There is a new tension between globalization and localization. The pandemic has exposed the downside of globalization; when parts of China entered lockdown in January, the impact on supply chains around the world was sudden and dramatic. Jaguar Land Rover was forced to fly vital components out of China in suitcases to prevent its U.K. plants from running out of parts, and Samsung made similar arrangements to fly electrical components from China to its factories in Vietnam. The pandemic could persuade some companies to nearshore critical functions. At the very least, we expect many to seek to build greater optionality into their supply chain or explore new partnerships that could help to mitigate risk in the future. We’re also expecting a reset of real estate strategy as the crisis has shown that many workers, including those normally based in call centers, have been able to function effectively from home.
ESG considerations may gain ground. Environmental, social, and governance (ESG) issues were rising on the agendas of investors and asset managers before the pandemic hit; in our latest Private Equity Responsible Investment Survey, 81 percent of respondents said they now report on ESG matters to their boards, 67 percent said they are prioritizing and identifying the United Nations’ Sustainable Development Goals when they consider investments, and 72 percent said they have a team developing KPIs to report on their investments. In the sensitive recovery period following the pandemic, it’s possible that ESG considerations could take center stage among PE investors’ buying criteria. ESG investment strategies that benefit investors, communities, and the planet are seen as creating value that goes beyond financial profit. This being the case, they can help companies reach a wider audience of stakeholders who are increasingly considering ESG when they make investments.

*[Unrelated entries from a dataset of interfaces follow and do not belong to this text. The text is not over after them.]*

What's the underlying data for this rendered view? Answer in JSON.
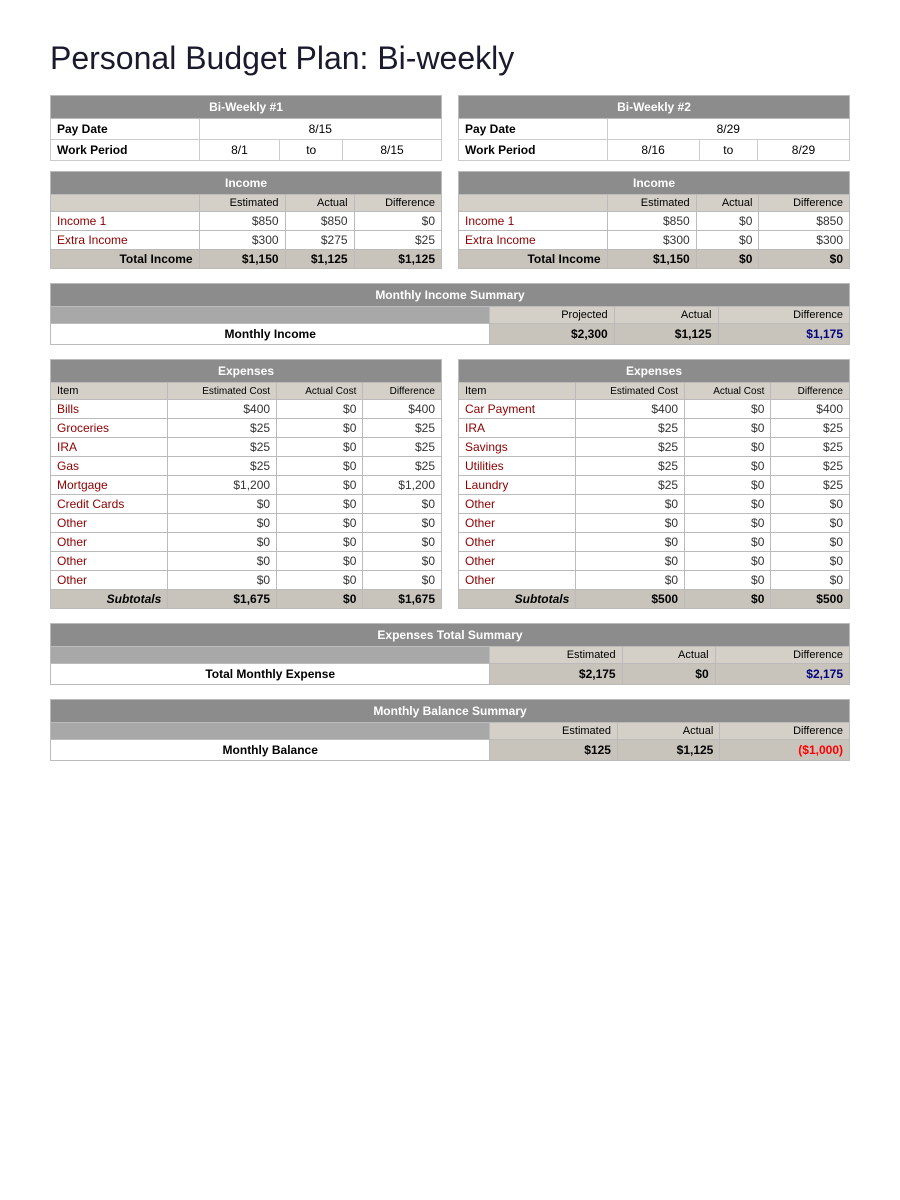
{
  "title": "Personal Budget Plan: Bi-weekly",
  "biweekly1": {
    "header": "Bi-Weekly #1",
    "payDateLabel": "Pay Date",
    "payDateValue": "8/15",
    "workPeriodLabel": "Work Period",
    "workFrom": "8/1",
    "workTo": "to",
    "workEnd": "8/15",
    "incomeHeader": "Income",
    "colEstimated": "Estimated",
    "colActual": "Actual",
    "colDifference": "Difference",
    "income1Label": "Income 1",
    "income1Est": "$850",
    "income1Act": "$850",
    "income1Diff": "$0",
    "extraLabel": "Extra Income",
    "extraEst": "$300",
    "extraAct": "$275",
    "extraDiff": "$25",
    "totalLabel": "Total Income",
    "totalEst": "$1,150",
    "totalAct": "$1,125",
    "totalDiff": "$1,125"
  },
  "biweekly2": {
    "header": "Bi-Weekly #2",
    "payDateLabel": "Pay Date",
    "payDateValue": "8/29",
    "workPeriodLabel": "Work Period",
    "workFrom": "8/16",
    "workTo": "to",
    "workEnd": "8/29",
    "incomeHeader": "Income",
    "colEstimated": "Estimated",
    "colActual": "Actual",
    "colDifference": "Difference",
    "income1Label": "Income 1",
    "income1Est": "$850",
    "income1Act": "$0",
    "income1Diff": "$850",
    "extraLabel": "Extra Income",
    "extraEst": "$300",
    "extraAct": "$0",
    "extraDiff": "$300",
    "totalLabel": "Total Income",
    "totalEst": "$1,150",
    "totalAct": "$0",
    "totalDiff": "$0"
  },
  "monthlyIncomeSummary": {
    "header": "Monthly Income Summary",
    "colProjected": "Projected",
    "colActual": "Actual",
    "colDifference": "Difference",
    "rowLabel": "Monthly Income",
    "projected": "$2,300",
    "actual": "$1,125",
    "difference": "$1,175"
  },
  "expenses1": {
    "header": "Expenses",
    "colItem": "Item",
    "colEstimated": "Estimated Cost",
    "colActual": "Actual Cost",
    "colDifference": "Difference",
    "items": [
      {
        "label": "Bills",
        "est": "$400",
        "act": "$0",
        "diff": "$400"
      },
      {
        "label": "Groceries",
        "est": "$25",
        "act": "$0",
        "diff": "$25"
      },
      {
        "label": "IRA",
        "est": "$25",
        "act": "$0",
        "diff": "$25"
      },
      {
        "label": "Gas",
        "est": "$25",
        "act": "$0",
        "diff": "$25"
      },
      {
        "label": "Mortgage",
        "est": "$1,200",
        "act": "$0",
        "diff": "$1,200"
      },
      {
        "label": "Credit Cards",
        "est": "$0",
        "act": "$0",
        "diff": "$0"
      },
      {
        "label": "Other",
        "est": "$0",
        "act": "$0",
        "diff": "$0"
      },
      {
        "label": "Other",
        "est": "$0",
        "act": "$0",
        "diff": "$0"
      },
      {
        "label": "Other",
        "est": "$0",
        "act": "$0",
        "diff": "$0"
      },
      {
        "label": "Other",
        "est": "$0",
        "act": "$0",
        "diff": "$0"
      }
    ],
    "subtotalLabel": "Subtotals",
    "subtotalEst": "$1,675",
    "subtotalAct": "$0",
    "subtotalDiff": "$1,675"
  },
  "expenses2": {
    "header": "Expenses",
    "colItem": "Item",
    "colEstimated": "Estimated Cost",
    "colActual": "Actual Cost",
    "colDifference": "Difference",
    "items": [
      {
        "label": "Car Payment",
        "est": "$400",
        "act": "$0",
        "diff": "$400"
      },
      {
        "label": "IRA",
        "est": "$25",
        "act": "$0",
        "diff": "$25"
      },
      {
        "label": "Savings",
        "est": "$25",
        "act": "$0",
        "diff": "$25"
      },
      {
        "label": "Utilities",
        "est": "$25",
        "act": "$0",
        "diff": "$25"
      },
      {
        "label": "Laundry",
        "est": "$25",
        "act": "$0",
        "diff": "$25"
      },
      {
        "label": "Other",
        "est": "$0",
        "act": "$0",
        "diff": "$0"
      },
      {
        "label": "Other",
        "est": "$0",
        "act": "$0",
        "diff": "$0"
      },
      {
        "label": "Other",
        "est": "$0",
        "act": "$0",
        "diff": "$0"
      },
      {
        "label": "Other",
        "est": "$0",
        "act": "$0",
        "diff": "$0"
      },
      {
        "label": "Other",
        "est": "$0",
        "act": "$0",
        "diff": "$0"
      }
    ],
    "subtotalLabel": "Subtotals",
    "subtotalEst": "$500",
    "subtotalAct": "$0",
    "subtotalDiff": "$500"
  },
  "expensesSummary": {
    "header": "Expenses Total Summary",
    "colEstimated": "Estimated",
    "colActual": "Actual",
    "colDifference": "Difference",
    "rowLabel": "Total Monthly Expense",
    "estimated": "$2,175",
    "actual": "$0",
    "difference": "$2,175"
  },
  "balanceSummary": {
    "header": "Monthly Balance Summary",
    "colEstimated": "Estimated",
    "colActual": "Actual",
    "colDifference": "Difference",
    "rowLabel": "Monthly Balance",
    "estimated": "$125",
    "actual": "$1,125",
    "difference": "($1,000)"
  }
}
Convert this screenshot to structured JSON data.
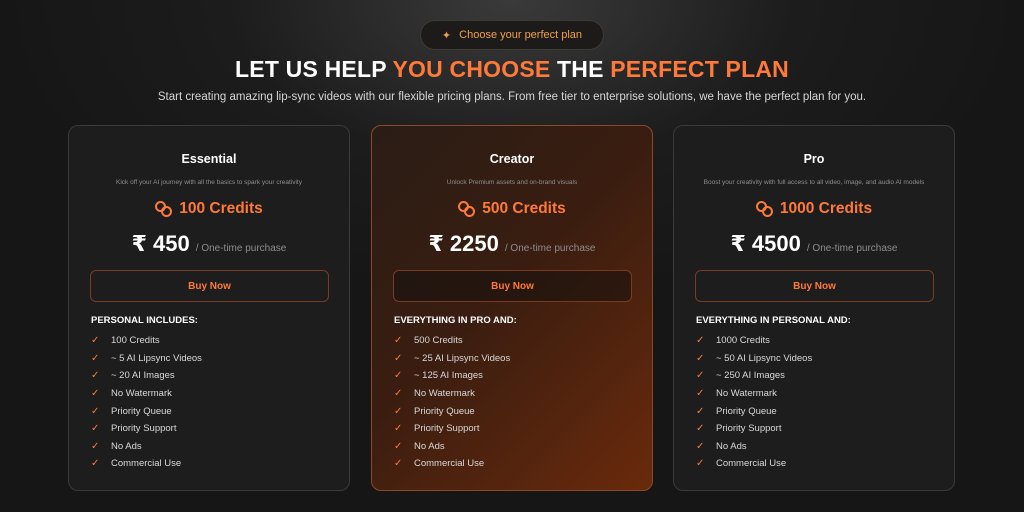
{
  "badge": {
    "icon": "sparkle-icon",
    "label": "Choose your perfect plan"
  },
  "headline": {
    "part1": "LET US HELP ",
    "accent1": "YOU CHOOSE",
    "part2": " THE ",
    "accent2": "PERFECT PLAN"
  },
  "subheadline": "Start creating amazing lip-sync videos with our flexible pricing plans. From free tier to enterprise solutions, we have the perfect plan for you.",
  "colors": {
    "accent": "#ff7a3a",
    "background": "#1c1c1c",
    "card": "#1d1d1d"
  },
  "plans": [
    {
      "name": "Essential",
      "description": "Kick off your AI journey with all the basics to spark your creativity",
      "credits": "100 Credits",
      "price": "₹ 450",
      "price_note": "/ One-time purchase",
      "button": "Buy Now",
      "includes_title": "PERSONAL INCLUDES:",
      "features": [
        "100 Credits",
        "~ 5 AI Lipsync Videos",
        "~ 20 AI Images",
        "No Watermark",
        "Priority Queue",
        "Priority Support",
        "No Ads",
        "Commercial Use"
      ]
    },
    {
      "name": "Creator",
      "description": "Unlock Premium assets and on-brand visuals",
      "credits": "500 Credits",
      "price": "₹ 2250",
      "price_note": "/ One-time purchase",
      "button": "Buy Now",
      "includes_title": "EVERYTHING IN PRO AND:",
      "features": [
        "500 Credits",
        "~ 25 AI Lipsync Videos",
        "~ 125 AI Images",
        "No Watermark",
        "Priority Queue",
        "Priority Support",
        "No Ads",
        "Commercial Use"
      ]
    },
    {
      "name": "Pro",
      "description": "Boost your creativity with full access to all video, image, and audio AI models",
      "credits": "1000 Credits",
      "price": "₹ 4500",
      "price_note": "/ One-time purchase",
      "button": "Buy Now",
      "includes_title": "EVERYTHING IN PERSONAL AND:",
      "features": [
        "1000 Credits",
        "~ 50 AI Lipsync Videos",
        "~ 250 AI Images",
        "No Watermark",
        "Priority Queue",
        "Priority Support",
        "No Ads",
        "Commercial Use"
      ]
    }
  ]
}
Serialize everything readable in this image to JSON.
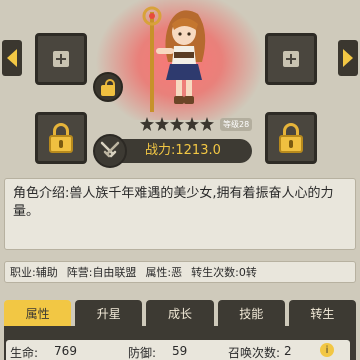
{
  "hero": {
    "level_badge": "等级28",
    "power_label": "战力:",
    "power_value": "1213.0",
    "stars_filled": 5
  },
  "description": {
    "label": "角色介绍:",
    "text": "兽人族千年难遇的美少女,拥有着振奋人心的力量。"
  },
  "info": {
    "job_label": "职业:",
    "job_value": "辅助",
    "camp_label": "阵营:",
    "camp_value": "自由联盟",
    "attr_label": "属性:",
    "attr_value": "恶",
    "rebirth_label": "转生次数:",
    "rebirth_value": "0转"
  },
  "tabs": [
    {
      "label": "属性",
      "active": true
    },
    {
      "label": "升星",
      "active": false
    },
    {
      "label": "成长",
      "active": false
    },
    {
      "label": "技能",
      "active": false
    },
    {
      "label": "转生",
      "active": false
    }
  ],
  "stats": {
    "hp_label": "生命:",
    "hp_value": "769",
    "def_label": "防御:",
    "def_value": "59",
    "summon_label": "召唤次数:",
    "summon_value": "2"
  },
  "info_icon": "i",
  "colors": {
    "accent": "#f2c744",
    "dark": "#3d3a33",
    "panel": "#e9e6dc",
    "background": "#cfcabb",
    "spotlight": "#f06060"
  }
}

This crisis has changed the world of deals, as it has changed nearly everything else. We will emerge into a new normal where buyers rather than sellers are in the driver’s seat. Some sectors will be changed forever — as will the way we do business — and many of those changes will be a consequence of the deals that are done in the coming months. For example, we envisage a time when polluting assets are bought and transformed into low-carbon businesses in “buy dirty, sell clean” transactions as investors start modeling this new “impact turnaround” approach.
Trust and relationships built up over time, we believe, will play an even more important role as deals are structured while face-to-face meetings remain constrained. Deals activity in the next 12 months, as world economies start to reopen and rebuild, may be the most consequential of the next decade. Companies will face critical choices in the way they respond to the COVID-19 crisis, which will determine whether they remain viable in the long term. Whether and how to operate in the M&A market may end up being a deciding factor.
- Alastair Rimmer is PwC’s global deals strategy leader. He works with multinational corporations and other financial institutions on growth strategy and M&A. Based in London, he is a partner with PwC UK.
- Christopher Temple is the U.K. leader for value creation in deals and has wide experience with industrial companies. Based in London, he is a partner with PwC UK.
- Will Jackson-Moore leads PwC’s global private equity, real assets, and sovereign investment funds practice. Based in London, he is a partner with PwC UK.